All of the listing below must be repeated word for word. Pictures are the only thing to omit.
•••
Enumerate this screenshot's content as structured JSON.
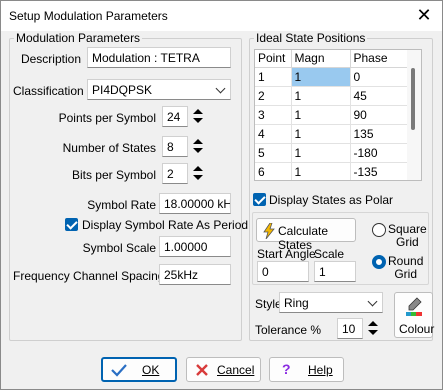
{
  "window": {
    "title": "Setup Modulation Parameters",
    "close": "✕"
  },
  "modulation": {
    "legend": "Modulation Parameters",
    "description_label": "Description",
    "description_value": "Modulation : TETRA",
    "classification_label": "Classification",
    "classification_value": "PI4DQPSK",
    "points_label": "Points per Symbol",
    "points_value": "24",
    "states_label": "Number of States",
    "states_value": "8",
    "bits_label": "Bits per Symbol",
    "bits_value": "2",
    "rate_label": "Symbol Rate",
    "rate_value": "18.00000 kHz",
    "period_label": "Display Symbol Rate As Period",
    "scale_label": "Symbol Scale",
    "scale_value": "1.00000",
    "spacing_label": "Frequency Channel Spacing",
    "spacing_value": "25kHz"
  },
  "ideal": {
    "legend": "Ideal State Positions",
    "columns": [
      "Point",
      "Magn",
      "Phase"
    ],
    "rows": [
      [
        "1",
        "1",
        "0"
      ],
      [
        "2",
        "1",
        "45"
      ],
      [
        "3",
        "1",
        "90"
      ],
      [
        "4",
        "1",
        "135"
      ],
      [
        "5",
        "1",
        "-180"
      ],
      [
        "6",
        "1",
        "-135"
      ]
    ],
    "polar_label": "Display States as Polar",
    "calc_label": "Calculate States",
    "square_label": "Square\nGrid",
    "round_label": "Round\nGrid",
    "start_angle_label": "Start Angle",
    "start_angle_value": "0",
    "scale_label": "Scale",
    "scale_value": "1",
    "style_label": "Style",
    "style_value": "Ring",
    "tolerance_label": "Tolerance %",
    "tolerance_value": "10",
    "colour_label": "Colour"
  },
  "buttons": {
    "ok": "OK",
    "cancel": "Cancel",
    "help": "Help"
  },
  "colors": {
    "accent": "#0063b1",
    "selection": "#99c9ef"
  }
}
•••
■ WRITTEN ANSWER:
Enumerate this screenshot's content as structured JSON.
{
  "window": {
    "title": "Setup Modulation Parameters",
    "close": "✕"
  },
  "modulation": {
    "legend": "Modulation Parameters",
    "description_label": "Description",
    "description_value": "Modulation : TETRA",
    "classification_label": "Classification",
    "classification_value": "PI4DQPSK",
    "points_label": "Points per Symbol",
    "points_value": "24",
    "states_label": "Number of States",
    "states_value": "8",
    "bits_label": "Bits per Symbol",
    "bits_value": "2",
    "rate_label": "Symbol Rate",
    "rate_value": "18.00000 kHz",
    "period_label": "Display Symbol Rate As Period",
    "scale_label": "Symbol Scale",
    "scale_value": "1.00000",
    "spacing_label": "Frequency Channel Spacing",
    "spacing_value": "25kHz"
  },
  "ideal": {
    "legend": "Ideal State Positions",
    "columns": [
      "Point",
      "Magn",
      "Phase"
    ],
    "rows": [
      [
        "1",
        "1",
        "0"
      ],
      [
        "2",
        "1",
        "45"
      ],
      [
        "3",
        "1",
        "90"
      ],
      [
        "4",
        "1",
        "135"
      ],
      [
        "5",
        "1",
        "-180"
      ],
      [
        "6",
        "1",
        "-135"
      ]
    ],
    "polar_label": "Display States as Polar",
    "calc_label": "Calculate States",
    "square_label": "Square\nGrid",
    "round_label": "Round\nGrid",
    "start_angle_label": "Start Angle",
    "start_angle_value": "0",
    "scale_label": "Scale",
    "scale_value": "1",
    "style_label": "Style",
    "style_value": "Ring",
    "tolerance_label": "Tolerance %",
    "tolerance_value": "10",
    "colour_label": "Colour"
  },
  "buttons": {
    "ok": "OK",
    "cancel": "Cancel",
    "help": "Help"
  },
  "colors": {
    "accent": "#0063b1",
    "selection": "#99c9ef"
  }
}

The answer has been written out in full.